When NOT to use the CPL
We can all agree now that the CPL is awesome, but there are also some situations when you shouldn’t use this filter. Rainbows, for example, are amazing natural phenomena and they are the result of dispersion, refraction and REFLECTION of light in water droplets. Hence, rainbows are, by definition, polarised light. When in presence of a rainbow, the polarising effect of your CPL will remove it from the scene. Take as an example this snapshot of the Victoria Falls. I was struggling to shoot these fantastic waterfalls, when the sun poked through the clouds behind me creating a beautiful rainbow. At that time, I was using my CPL, but I had to dis-engage its polarising effect in order to capture the rainbow. Needless to say, I could have taken a better shot, but believe me when I say the conditions next to this massive waterfall are everything but easy. Another situation where the use of the CPL is not recommended is when shooting sunstar pictures (aka shooting directly into the sun). In this case, there won’t be any polarising effect as you are shooting directly into the sun; therefore, your CPL is useless. You shouldn’t have any filters at all for this kind of photography to avoid those big and colourful filter flares. Unless you like those big and colourful filter flares.
Last but not the least, the CPL is not recommended when shooting panoramas as well. When you shoot a panorama, you’re panning your camera from left to right or vice versa, taking in a bigger scene and changing the position of the lens from the sun. This variation is such that the polarising effect will change throughout the scene, leaving a big dark “blob” in the sky. Always remove or dis-engage your CPL when shooting panoramas; you will then avoid a lot of pain in post-processing to correct that dark spot. The RAW file of the panorama below shows you what happens when you forget the CPL engaged during your panorama series. I really had big plans for this panorama as I wanted to print it super large, but the "blob" here is too strong and I couldn't correct in PS (DAMMIT!!!).
To wrap it up, the CPL is definitely the must-have filter for every landscape photographer. This filter can be a “screw-on” version to screw directly onto you lens or a circular filter for your square filter system. Screw the CPL on, spin it and see what kind of effect it casts on your picture. This polarising effect cannot be reproduced in post-processing and it is super useful to darken the sky, increase the contrast, enhance saturation and remove glares from wet surfaces. Make sure that the effect is not too strong to cause any noticeable dark spot in the sky, otherwise you’ll end up with a ginormous "blob" in your frame.

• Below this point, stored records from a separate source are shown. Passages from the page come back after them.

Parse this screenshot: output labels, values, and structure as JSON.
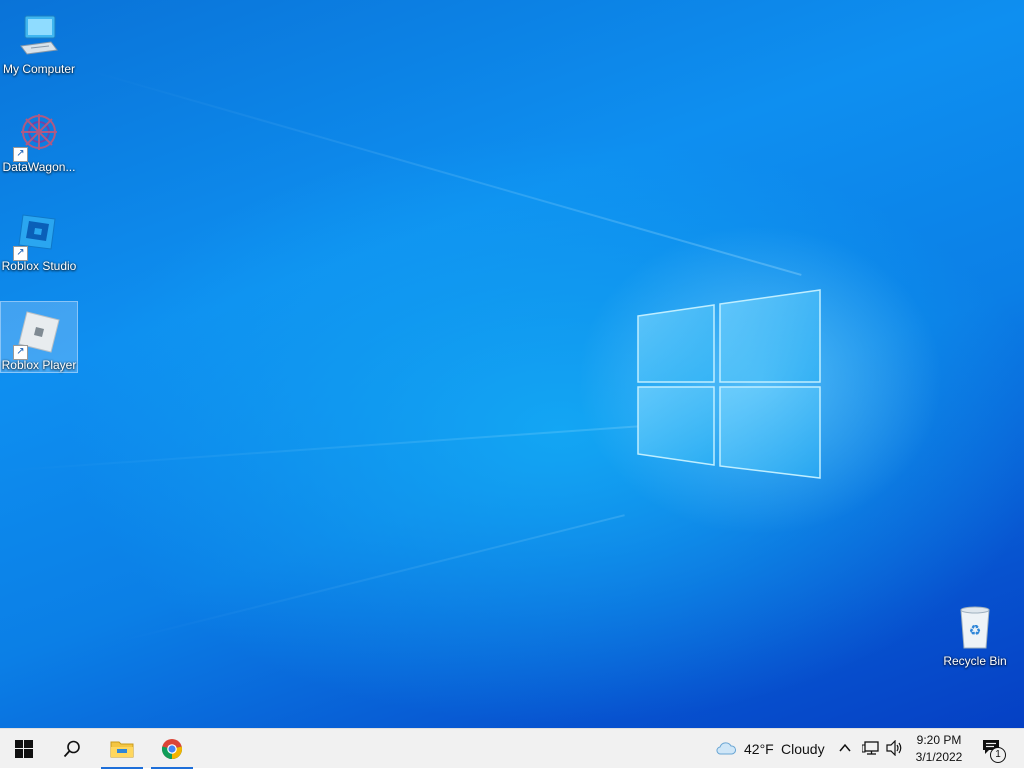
{
  "desktop": {
    "icons": [
      {
        "label": "My Computer",
        "icon": "computer-icon",
        "shortcut": false,
        "selected": false
      },
      {
        "label": "DataWagon...",
        "icon": "datawagon-icon",
        "shortcut": true,
        "selected": false
      },
      {
        "label": "Roblox Studio",
        "icon": "roblox-studio-icon",
        "shortcut": true,
        "selected": false
      },
      {
        "label": "Roblox Player",
        "icon": "roblox-player-icon",
        "shortcut": true,
        "selected": true
      },
      {
        "label": "Recycle Bin",
        "icon": "recycle-bin-icon",
        "shortcut": false,
        "selected": false
      }
    ]
  },
  "taskbar": {
    "start": "windows-start-icon",
    "search": "search-icon",
    "pinned": [
      {
        "icon": "file-explorer-icon",
        "active": true
      },
      {
        "icon": "chrome-icon",
        "active": true
      }
    ],
    "weather": {
      "icon": "cloud-icon",
      "temperature": "42°F",
      "condition": "Cloudy"
    },
    "tray": [
      "chevron-up-icon",
      "network-icon",
      "volume-icon"
    ],
    "clock": {
      "time": "9:20 PM",
      "date": "3/1/2022"
    },
    "notifications": {
      "icon": "action-center-icon",
      "count": "1"
    }
  },
  "colors": {
    "accent": "#1e6fd9",
    "taskbar": "#f1f1f1",
    "wallpaper": "#0b7fe6"
  }
}
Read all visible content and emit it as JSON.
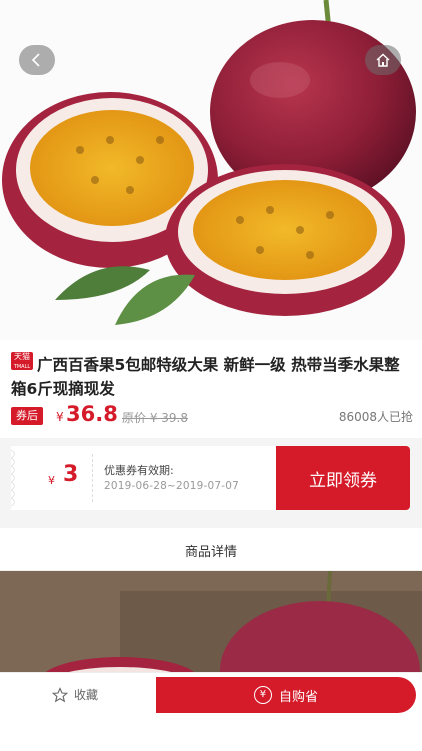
{
  "nav": {
    "back_icon": "chevron-left-icon",
    "home_icon": "home-icon"
  },
  "product": {
    "platform_badge_top": "天猫",
    "platform_badge_bottom": "TMALL",
    "title": "广西百香果5包邮特级大果 新鲜一级 热带当季水果整箱6斤现摘现发",
    "coupon_tag": "券后",
    "price_symbol": "¥",
    "price": "36.8",
    "original_price": "原价 ¥ 39.8",
    "sold_count": "86008人已抢"
  },
  "coupon": {
    "symbol": "¥",
    "value": "3",
    "validity_label": "优惠券有效期:",
    "validity_dates": "2019-06-28~2019-07-07",
    "claim_label": "立即领券"
  },
  "detail": {
    "header": "商品详情"
  },
  "bottom_bar": {
    "favorite_label": "收藏",
    "buy_label": "自购省",
    "buy_icon_text": "¥"
  },
  "colors": {
    "accent": "#d51b2a",
    "bg_gray": "#f4f4f4"
  }
}
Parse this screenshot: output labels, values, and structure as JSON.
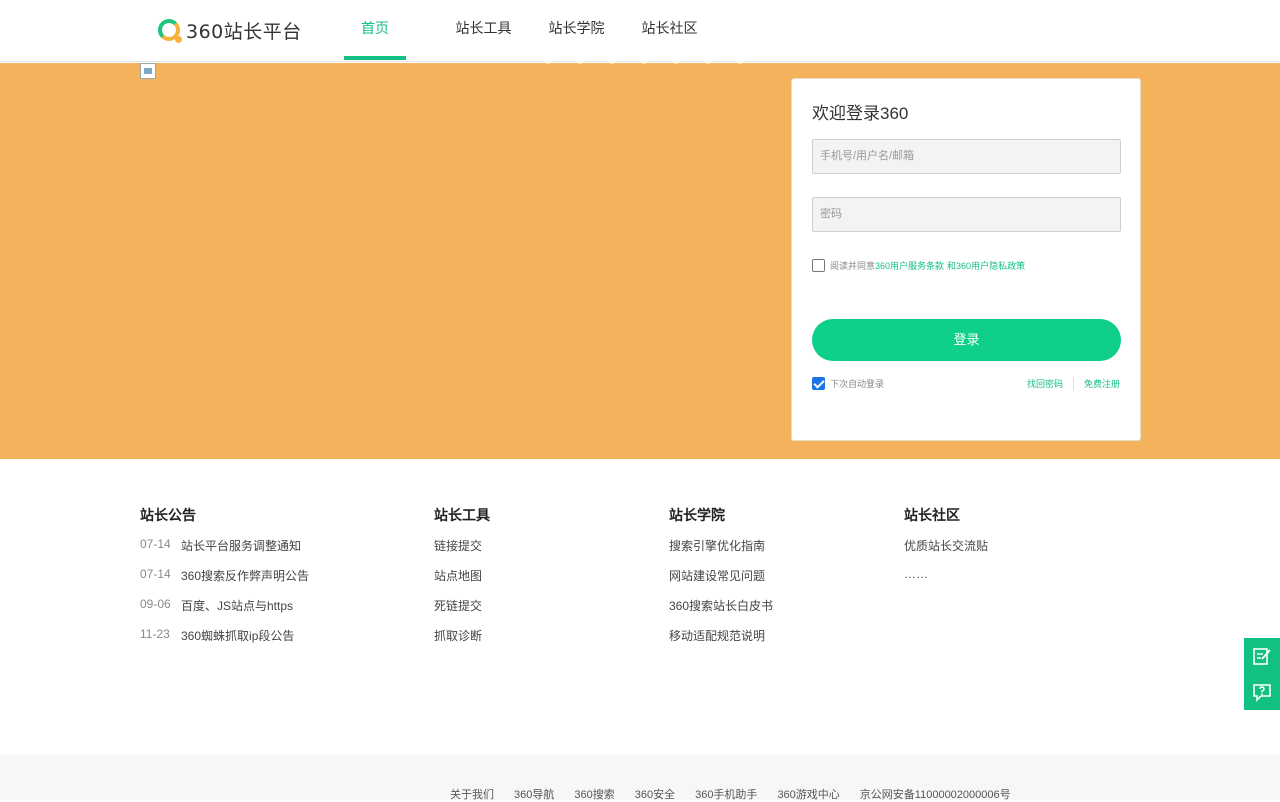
{
  "header": {
    "logo_text": "360站长平台",
    "nav": [
      {
        "label": "首页",
        "active": true
      },
      {
        "label": "站长工具"
      },
      {
        "label": "站长学院"
      },
      {
        "label": "站长社区"
      }
    ]
  },
  "login": {
    "title": "欢迎登录360",
    "username_placeholder": "手机号/用户名/邮箱",
    "password_placeholder": "密码",
    "agree_prefix": "阅读并同意",
    "agree_link1": "360用户服务条款",
    "agree_link2": "和360用户隐私政策",
    "submit_label": "登录",
    "remember_label": "下次自动登录",
    "forgot_label": "找回密码",
    "register_label": "免费注册"
  },
  "sections": {
    "announcements": {
      "title": "站长公告",
      "items": [
        {
          "date": "07-14",
          "text": "站长平台服务调整通知"
        },
        {
          "date": "07-14",
          "text": "360搜索反作弊声明公告"
        },
        {
          "date": "09-06",
          "text": "百度、JS站点与https"
        },
        {
          "date": "11-23",
          "text": "360蜘蛛抓取ip段公告"
        }
      ]
    },
    "tools": {
      "title": "站长工具",
      "items": [
        "链接提交",
        "站点地图",
        "死链提交",
        "抓取诊断"
      ]
    },
    "academy": {
      "title": "站长学院",
      "items": [
        "搜索引擎优化指南",
        "网站建设常见问题",
        "360搜索站长白皮书",
        "移动适配规范说明"
      ]
    },
    "community": {
      "title": "站长社区",
      "items": [
        "优质站长交流贴",
        "……"
      ]
    }
  },
  "footer": {
    "links": [
      "关于我们",
      "360导航",
      "360搜索",
      "360安全",
      "360手机助手",
      "360游戏中心",
      "京公网安备11000002000006号"
    ]
  },
  "colors": {
    "accent": "#12c07f",
    "banner": "#f5b25c",
    "button": "#0fd088"
  },
  "icons": {
    "feedback": "edit-note-icon",
    "help": "question-bubble-icon"
  }
}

From a great polarising effect comes great responsibilities, folks.